[Dataset rows for apps and sites]
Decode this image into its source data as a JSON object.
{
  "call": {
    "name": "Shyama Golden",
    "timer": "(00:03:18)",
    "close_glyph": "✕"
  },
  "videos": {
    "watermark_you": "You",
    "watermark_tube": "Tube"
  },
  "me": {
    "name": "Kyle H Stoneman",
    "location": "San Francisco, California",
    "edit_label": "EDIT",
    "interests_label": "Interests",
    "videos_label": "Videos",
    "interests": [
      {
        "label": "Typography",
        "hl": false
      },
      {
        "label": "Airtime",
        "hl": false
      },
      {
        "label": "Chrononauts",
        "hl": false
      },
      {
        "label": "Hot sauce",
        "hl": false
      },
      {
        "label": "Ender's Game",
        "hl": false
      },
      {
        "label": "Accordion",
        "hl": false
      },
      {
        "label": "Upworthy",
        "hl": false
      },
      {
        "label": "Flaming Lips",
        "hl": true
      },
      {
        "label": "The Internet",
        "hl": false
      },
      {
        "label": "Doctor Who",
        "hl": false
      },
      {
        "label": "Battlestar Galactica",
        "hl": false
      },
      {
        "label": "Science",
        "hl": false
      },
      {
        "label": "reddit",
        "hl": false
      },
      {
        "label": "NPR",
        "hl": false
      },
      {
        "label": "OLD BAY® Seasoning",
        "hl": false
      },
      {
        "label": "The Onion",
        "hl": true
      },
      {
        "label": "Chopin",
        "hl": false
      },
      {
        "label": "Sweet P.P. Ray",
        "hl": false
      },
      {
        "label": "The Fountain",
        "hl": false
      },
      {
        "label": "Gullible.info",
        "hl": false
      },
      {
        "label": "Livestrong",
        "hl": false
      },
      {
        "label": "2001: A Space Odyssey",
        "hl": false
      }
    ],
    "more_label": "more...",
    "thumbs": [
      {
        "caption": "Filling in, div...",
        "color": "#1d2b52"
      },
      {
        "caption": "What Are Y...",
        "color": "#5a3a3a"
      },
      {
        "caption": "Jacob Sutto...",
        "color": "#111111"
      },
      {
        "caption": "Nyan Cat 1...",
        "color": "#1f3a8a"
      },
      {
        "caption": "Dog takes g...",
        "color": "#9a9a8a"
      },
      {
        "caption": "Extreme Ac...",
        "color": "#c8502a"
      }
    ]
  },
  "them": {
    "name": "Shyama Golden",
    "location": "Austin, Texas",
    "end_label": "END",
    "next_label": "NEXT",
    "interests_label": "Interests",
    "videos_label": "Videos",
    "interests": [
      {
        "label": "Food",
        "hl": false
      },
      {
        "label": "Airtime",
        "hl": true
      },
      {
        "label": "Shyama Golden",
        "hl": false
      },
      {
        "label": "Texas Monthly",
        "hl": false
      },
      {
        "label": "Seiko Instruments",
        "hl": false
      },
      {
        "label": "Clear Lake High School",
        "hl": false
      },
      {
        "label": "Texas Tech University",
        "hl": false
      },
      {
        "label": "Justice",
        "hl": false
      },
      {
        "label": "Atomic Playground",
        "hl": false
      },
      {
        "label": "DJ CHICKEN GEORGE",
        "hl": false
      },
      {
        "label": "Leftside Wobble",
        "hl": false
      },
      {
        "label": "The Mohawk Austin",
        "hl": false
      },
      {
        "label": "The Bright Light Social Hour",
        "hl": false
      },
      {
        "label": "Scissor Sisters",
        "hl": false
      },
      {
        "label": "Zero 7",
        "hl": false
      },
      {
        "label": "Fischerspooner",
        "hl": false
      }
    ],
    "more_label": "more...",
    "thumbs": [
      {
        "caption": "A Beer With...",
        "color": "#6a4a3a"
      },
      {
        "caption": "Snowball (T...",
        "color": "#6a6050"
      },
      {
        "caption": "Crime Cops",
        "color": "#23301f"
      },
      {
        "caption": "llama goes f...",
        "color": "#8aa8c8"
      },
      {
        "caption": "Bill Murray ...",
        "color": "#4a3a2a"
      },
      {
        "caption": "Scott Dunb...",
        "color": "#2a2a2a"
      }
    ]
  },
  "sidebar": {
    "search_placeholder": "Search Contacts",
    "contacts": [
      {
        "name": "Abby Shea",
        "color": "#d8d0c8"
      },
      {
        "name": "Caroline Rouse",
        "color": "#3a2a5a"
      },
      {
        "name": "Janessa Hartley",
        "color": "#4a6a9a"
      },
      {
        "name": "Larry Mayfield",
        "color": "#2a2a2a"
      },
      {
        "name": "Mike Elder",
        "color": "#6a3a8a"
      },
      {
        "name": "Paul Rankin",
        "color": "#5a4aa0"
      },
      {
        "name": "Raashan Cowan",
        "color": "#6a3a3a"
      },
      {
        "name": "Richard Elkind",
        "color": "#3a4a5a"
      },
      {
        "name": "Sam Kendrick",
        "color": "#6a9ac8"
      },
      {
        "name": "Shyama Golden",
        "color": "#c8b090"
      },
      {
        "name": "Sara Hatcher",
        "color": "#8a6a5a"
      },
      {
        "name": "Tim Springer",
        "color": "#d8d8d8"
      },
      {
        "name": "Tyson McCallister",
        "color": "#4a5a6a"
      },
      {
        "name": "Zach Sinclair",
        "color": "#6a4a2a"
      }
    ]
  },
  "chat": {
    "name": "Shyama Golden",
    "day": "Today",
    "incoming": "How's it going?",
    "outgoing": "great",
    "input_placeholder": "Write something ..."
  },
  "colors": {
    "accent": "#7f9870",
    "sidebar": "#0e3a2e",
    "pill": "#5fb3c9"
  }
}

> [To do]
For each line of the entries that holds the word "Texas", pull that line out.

> [Problem solution]
    "location": "Austin, Texas",
        "label": "Texas Monthly",
        "label": "Texas Tech University",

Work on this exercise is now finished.